What needs to be done: Each line holding the word "data" must appear in the answer, copied from the entries.
=-=-=-=-=
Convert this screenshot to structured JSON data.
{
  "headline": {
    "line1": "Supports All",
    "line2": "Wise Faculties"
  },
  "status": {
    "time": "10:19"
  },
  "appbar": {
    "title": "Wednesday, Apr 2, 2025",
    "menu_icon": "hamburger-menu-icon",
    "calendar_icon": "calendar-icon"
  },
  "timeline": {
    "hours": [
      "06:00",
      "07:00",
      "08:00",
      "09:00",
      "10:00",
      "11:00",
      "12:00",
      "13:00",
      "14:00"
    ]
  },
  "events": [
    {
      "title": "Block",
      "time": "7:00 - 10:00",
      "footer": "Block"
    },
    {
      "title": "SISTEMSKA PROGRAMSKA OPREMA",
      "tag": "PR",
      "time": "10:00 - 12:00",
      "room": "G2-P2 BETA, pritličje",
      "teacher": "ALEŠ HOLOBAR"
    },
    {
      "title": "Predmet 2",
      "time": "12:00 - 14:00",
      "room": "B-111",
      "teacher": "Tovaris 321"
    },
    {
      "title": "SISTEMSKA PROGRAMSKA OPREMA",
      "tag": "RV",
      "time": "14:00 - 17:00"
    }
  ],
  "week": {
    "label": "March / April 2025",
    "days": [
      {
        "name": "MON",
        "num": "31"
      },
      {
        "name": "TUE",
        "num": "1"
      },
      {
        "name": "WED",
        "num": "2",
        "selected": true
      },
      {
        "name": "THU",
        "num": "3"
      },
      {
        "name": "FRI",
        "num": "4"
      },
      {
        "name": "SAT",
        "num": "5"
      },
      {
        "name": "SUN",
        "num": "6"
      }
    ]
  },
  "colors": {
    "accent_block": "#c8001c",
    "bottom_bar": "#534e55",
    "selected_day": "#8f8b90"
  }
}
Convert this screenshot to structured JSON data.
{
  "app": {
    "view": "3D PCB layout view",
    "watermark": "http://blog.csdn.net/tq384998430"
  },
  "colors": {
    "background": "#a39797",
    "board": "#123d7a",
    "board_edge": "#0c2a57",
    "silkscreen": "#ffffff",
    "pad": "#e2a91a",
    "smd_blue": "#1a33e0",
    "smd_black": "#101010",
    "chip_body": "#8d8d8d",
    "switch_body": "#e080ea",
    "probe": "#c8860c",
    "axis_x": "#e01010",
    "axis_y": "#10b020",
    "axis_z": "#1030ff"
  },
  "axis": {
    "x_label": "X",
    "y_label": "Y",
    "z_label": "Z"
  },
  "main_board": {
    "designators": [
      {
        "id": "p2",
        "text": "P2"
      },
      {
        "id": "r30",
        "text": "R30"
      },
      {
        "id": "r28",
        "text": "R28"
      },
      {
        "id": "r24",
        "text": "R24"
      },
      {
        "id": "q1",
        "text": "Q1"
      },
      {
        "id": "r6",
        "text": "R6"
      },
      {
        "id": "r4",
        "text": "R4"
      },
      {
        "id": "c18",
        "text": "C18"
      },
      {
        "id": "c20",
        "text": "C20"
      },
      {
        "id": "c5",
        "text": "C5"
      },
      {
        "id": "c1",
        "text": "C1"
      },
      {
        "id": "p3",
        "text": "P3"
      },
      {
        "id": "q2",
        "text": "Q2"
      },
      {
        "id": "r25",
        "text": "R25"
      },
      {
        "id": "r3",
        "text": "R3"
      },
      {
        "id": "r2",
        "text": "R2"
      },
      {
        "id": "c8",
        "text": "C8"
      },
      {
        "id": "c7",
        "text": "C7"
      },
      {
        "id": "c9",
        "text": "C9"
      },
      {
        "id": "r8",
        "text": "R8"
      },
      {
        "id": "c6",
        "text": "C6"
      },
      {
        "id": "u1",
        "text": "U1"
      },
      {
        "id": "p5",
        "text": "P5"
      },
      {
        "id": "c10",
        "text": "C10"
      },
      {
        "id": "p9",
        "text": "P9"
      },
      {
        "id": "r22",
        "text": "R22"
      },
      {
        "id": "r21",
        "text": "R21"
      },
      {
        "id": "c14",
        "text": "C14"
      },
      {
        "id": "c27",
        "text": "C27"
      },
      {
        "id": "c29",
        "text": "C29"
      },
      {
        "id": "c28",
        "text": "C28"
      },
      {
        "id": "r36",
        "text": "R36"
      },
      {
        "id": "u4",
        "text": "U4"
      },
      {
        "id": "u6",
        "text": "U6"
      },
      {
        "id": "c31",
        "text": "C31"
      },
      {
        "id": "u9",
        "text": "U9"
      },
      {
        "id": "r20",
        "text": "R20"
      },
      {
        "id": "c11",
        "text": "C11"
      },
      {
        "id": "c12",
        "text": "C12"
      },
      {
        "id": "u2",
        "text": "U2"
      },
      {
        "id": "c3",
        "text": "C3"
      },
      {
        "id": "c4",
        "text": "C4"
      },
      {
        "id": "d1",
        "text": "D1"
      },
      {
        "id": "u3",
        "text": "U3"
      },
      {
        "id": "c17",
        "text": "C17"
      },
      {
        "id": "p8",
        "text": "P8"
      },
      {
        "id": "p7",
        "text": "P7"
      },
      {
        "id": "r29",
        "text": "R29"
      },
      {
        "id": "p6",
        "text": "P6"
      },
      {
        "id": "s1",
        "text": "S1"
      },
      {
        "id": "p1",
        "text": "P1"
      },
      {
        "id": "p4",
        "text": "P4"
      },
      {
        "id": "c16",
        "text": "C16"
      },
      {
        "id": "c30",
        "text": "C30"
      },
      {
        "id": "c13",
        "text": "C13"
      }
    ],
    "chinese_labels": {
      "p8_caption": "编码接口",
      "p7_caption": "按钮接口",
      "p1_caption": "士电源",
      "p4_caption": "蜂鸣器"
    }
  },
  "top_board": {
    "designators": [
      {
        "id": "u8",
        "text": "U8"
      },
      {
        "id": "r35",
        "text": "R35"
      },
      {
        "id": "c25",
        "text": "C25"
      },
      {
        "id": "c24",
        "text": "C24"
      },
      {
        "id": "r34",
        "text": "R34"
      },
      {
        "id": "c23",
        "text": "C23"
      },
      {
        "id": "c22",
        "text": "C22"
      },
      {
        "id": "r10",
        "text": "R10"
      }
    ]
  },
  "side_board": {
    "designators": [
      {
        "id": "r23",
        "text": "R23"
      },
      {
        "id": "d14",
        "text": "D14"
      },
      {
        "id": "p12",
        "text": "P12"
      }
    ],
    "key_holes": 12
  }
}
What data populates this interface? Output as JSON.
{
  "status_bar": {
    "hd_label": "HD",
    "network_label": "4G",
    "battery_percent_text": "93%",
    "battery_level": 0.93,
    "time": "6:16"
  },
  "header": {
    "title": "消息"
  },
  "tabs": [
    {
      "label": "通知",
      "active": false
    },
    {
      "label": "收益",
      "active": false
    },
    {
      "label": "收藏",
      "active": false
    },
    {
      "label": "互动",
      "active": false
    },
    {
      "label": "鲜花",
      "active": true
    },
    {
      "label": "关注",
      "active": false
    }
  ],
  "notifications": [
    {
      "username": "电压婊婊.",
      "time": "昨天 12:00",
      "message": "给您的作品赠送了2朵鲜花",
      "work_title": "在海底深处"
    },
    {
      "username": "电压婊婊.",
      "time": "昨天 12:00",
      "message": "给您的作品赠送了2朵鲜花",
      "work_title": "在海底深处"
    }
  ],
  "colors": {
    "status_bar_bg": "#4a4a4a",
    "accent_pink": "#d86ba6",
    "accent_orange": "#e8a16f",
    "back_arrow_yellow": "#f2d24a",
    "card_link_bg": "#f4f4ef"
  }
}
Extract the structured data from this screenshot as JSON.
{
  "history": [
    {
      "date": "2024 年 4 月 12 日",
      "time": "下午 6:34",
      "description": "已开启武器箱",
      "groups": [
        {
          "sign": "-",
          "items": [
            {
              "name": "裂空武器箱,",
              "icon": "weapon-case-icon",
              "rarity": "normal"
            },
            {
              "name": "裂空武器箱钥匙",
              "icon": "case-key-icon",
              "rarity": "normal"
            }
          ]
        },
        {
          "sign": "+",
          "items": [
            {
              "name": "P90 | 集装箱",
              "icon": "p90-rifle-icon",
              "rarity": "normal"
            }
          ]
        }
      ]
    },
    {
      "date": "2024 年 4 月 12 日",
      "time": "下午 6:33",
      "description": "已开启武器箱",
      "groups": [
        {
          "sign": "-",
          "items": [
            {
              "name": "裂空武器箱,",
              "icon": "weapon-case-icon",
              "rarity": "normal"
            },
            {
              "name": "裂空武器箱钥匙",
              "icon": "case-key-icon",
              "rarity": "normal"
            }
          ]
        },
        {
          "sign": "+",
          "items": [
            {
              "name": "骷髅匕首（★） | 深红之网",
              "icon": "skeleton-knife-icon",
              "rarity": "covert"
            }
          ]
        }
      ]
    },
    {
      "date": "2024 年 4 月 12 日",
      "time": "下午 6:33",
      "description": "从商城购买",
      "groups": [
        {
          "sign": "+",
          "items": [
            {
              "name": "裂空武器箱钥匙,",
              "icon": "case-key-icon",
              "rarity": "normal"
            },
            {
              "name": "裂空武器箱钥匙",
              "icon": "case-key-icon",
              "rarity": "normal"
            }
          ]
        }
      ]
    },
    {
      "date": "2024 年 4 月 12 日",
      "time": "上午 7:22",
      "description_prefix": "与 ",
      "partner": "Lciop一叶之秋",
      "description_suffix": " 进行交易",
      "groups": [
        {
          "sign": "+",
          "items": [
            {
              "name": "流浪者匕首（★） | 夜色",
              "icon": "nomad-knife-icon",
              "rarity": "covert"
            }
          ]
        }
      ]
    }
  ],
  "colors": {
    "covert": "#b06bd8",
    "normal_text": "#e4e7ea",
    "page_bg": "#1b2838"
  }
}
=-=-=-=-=
Your response:
Convert this screenshot to structured JSON data.
Convert this screenshot to structured JSON data.
What data populates this interface? Output as JSON.
Extract the structured data from this screenshot as JSON.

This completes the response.